++++ Data provided
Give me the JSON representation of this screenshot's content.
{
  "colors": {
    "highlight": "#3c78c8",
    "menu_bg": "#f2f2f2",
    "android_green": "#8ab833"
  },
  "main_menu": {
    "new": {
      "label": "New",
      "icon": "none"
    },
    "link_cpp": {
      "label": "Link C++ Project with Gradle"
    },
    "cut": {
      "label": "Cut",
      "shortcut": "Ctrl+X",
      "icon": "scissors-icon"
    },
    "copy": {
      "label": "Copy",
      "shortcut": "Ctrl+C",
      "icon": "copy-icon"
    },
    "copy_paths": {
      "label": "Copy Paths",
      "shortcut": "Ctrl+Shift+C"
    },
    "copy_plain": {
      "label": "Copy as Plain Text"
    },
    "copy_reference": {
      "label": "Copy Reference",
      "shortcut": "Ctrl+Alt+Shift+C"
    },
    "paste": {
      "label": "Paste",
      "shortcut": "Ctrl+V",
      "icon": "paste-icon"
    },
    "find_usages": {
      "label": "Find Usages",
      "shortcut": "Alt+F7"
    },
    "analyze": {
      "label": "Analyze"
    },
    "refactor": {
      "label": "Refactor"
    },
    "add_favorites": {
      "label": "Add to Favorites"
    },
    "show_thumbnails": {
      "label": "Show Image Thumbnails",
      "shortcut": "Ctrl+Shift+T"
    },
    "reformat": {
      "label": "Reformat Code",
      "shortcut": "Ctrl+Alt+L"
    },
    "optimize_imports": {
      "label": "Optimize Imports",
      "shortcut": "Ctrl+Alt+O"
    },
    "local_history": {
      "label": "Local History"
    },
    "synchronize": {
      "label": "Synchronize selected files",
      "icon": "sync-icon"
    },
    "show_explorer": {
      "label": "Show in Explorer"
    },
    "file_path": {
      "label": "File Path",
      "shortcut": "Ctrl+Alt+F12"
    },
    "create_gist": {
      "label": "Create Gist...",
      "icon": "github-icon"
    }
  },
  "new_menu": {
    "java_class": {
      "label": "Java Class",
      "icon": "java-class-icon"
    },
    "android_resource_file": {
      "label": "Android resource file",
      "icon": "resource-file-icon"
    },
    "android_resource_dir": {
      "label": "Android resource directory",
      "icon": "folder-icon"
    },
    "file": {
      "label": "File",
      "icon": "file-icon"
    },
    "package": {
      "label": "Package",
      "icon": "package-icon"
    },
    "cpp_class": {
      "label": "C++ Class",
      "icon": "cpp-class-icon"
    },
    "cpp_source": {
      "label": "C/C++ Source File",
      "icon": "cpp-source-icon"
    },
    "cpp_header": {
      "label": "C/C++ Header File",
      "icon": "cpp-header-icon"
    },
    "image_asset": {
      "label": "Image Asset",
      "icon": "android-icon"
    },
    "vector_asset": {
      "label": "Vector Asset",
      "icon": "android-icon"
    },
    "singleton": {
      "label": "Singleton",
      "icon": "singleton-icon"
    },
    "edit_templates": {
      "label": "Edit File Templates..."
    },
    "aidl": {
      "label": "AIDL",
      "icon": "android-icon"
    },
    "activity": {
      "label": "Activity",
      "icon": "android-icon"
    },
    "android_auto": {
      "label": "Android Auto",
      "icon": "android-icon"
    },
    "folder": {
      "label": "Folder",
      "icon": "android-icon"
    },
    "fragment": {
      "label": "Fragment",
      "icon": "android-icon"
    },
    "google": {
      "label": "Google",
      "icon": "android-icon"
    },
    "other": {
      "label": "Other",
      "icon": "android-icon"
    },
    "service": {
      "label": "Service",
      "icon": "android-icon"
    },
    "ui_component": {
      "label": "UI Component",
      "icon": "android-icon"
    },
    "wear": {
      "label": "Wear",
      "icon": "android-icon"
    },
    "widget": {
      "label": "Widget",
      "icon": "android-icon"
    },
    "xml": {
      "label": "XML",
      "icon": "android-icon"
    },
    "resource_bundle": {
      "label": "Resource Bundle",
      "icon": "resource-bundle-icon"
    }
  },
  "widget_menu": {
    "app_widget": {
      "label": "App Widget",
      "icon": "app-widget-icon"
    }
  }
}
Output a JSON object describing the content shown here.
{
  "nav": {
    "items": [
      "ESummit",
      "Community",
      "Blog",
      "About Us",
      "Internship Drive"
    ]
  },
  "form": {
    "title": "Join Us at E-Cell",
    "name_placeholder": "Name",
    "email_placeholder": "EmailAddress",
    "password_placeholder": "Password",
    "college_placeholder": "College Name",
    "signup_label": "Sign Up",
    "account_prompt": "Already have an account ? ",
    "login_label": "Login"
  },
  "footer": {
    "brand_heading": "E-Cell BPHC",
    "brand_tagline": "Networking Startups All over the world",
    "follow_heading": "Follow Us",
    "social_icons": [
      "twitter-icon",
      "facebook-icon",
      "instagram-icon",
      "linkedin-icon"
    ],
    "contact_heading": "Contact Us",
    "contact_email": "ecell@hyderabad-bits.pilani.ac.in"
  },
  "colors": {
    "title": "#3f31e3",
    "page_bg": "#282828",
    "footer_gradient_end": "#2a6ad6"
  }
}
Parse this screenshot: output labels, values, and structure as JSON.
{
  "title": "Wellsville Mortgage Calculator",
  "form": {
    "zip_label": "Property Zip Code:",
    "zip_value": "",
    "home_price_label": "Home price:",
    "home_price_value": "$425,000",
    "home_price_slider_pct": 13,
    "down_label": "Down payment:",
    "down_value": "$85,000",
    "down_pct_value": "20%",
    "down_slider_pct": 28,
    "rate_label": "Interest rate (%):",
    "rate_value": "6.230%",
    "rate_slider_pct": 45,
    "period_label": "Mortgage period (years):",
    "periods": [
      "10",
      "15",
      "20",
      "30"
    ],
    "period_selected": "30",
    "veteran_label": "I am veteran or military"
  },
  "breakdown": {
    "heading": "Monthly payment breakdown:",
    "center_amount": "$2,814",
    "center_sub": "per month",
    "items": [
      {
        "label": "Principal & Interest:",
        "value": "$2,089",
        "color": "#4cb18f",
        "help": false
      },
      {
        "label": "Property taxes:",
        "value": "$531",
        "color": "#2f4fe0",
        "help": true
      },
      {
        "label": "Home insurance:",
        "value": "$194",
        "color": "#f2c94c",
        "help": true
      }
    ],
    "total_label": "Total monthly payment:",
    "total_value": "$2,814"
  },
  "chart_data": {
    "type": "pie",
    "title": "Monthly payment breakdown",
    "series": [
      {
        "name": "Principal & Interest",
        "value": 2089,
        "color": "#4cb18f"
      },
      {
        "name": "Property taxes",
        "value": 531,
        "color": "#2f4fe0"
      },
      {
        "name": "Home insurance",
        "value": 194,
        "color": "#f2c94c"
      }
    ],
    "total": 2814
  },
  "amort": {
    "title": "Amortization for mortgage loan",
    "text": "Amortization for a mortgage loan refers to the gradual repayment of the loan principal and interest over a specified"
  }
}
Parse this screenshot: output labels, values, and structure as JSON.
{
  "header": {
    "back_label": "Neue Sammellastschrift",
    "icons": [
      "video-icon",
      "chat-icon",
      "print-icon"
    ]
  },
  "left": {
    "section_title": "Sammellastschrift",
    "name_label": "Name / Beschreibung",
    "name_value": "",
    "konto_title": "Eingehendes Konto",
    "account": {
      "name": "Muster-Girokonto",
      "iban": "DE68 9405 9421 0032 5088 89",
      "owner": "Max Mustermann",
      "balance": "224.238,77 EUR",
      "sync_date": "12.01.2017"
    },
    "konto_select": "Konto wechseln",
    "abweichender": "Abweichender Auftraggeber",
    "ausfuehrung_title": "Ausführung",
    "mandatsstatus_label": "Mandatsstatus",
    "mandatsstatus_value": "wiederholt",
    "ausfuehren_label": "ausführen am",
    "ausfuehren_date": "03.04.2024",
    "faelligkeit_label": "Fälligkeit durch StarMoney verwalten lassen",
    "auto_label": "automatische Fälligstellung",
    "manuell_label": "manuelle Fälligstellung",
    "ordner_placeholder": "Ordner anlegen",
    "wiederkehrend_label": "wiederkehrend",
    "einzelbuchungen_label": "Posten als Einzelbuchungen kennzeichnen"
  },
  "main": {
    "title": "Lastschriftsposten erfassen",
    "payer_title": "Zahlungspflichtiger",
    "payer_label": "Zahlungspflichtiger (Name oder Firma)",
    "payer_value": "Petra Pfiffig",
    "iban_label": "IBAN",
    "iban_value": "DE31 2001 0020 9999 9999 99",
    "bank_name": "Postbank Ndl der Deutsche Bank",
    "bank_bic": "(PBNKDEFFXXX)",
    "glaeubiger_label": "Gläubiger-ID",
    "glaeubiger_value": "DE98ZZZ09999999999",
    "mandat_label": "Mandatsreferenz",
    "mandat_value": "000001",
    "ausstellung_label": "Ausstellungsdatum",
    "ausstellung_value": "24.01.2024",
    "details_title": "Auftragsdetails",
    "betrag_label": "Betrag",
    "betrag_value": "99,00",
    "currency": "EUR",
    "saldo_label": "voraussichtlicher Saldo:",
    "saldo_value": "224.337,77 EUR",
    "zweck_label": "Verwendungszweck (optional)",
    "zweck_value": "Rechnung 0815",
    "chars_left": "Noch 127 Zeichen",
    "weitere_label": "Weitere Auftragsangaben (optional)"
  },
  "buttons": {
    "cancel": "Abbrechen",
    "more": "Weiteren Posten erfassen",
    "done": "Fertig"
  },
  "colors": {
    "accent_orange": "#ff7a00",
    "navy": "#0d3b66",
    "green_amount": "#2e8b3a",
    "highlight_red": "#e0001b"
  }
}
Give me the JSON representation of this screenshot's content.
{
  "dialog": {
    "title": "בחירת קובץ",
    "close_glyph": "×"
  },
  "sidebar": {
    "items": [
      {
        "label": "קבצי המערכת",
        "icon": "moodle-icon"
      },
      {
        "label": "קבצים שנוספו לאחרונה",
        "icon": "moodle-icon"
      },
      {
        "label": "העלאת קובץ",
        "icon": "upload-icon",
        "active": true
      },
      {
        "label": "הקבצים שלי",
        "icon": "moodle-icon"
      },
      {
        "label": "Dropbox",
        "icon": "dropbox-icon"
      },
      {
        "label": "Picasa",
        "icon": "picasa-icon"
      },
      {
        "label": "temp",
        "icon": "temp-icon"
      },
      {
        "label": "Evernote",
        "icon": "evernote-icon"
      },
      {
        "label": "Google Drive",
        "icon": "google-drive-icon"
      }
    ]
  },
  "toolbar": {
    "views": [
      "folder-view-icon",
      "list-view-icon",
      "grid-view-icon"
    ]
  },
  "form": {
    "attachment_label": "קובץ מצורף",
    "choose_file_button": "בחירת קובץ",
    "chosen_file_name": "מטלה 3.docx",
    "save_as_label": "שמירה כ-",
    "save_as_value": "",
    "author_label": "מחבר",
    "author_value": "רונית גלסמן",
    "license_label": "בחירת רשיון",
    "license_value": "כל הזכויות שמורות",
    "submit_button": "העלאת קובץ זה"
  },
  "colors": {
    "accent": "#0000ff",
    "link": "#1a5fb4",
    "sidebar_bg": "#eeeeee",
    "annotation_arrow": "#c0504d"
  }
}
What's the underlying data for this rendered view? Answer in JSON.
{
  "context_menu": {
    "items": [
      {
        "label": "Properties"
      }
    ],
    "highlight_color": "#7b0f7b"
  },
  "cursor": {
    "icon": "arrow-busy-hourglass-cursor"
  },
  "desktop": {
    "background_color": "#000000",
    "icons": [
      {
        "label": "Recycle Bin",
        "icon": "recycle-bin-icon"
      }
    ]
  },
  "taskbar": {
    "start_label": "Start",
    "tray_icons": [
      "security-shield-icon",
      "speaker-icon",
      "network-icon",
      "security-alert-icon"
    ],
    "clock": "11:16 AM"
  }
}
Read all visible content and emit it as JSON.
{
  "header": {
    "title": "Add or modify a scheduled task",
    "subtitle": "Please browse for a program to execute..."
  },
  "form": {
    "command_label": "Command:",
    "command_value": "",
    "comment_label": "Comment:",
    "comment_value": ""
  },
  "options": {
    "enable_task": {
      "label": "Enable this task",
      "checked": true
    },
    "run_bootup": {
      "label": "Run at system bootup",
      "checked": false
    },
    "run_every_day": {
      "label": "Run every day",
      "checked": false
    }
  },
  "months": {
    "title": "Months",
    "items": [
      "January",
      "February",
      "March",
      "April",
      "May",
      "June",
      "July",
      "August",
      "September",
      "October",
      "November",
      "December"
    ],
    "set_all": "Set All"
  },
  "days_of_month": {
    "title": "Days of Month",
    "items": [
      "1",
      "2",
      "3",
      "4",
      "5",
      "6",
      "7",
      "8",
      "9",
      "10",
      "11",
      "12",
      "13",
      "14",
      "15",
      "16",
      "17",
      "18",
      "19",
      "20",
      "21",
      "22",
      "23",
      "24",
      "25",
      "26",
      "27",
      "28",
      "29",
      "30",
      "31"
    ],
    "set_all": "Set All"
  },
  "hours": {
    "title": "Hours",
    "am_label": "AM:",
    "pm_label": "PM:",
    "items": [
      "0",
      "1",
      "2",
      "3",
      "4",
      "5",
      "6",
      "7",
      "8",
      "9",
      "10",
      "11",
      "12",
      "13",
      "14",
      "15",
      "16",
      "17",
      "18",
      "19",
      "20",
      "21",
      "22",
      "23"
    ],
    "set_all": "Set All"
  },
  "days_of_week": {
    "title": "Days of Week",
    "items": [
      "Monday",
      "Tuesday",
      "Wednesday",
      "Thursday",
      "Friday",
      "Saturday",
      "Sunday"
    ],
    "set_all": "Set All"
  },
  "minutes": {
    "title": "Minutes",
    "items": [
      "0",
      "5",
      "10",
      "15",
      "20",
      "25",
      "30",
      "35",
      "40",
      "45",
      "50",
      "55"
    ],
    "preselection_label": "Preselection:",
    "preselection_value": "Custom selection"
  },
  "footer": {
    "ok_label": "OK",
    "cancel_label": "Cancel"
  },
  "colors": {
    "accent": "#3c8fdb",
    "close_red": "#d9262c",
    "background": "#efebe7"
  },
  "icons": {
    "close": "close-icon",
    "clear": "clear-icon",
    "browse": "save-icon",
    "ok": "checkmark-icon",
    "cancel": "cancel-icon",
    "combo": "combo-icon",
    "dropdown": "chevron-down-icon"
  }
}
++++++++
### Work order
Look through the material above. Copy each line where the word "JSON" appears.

### Your response
Give me the JSON representation of this screenshot's content.
Output a JSON object describing the content shown here.
Parse this screenshot: output labels, values, and structure as JSON.
Parse this screenshot: output labels, values, and structure as JSON.
Give me the JSON representation of this screenshot's content.
What's the underlying data for this rendered view? Answer in JSON.
Read all visible content and emit it as JSON.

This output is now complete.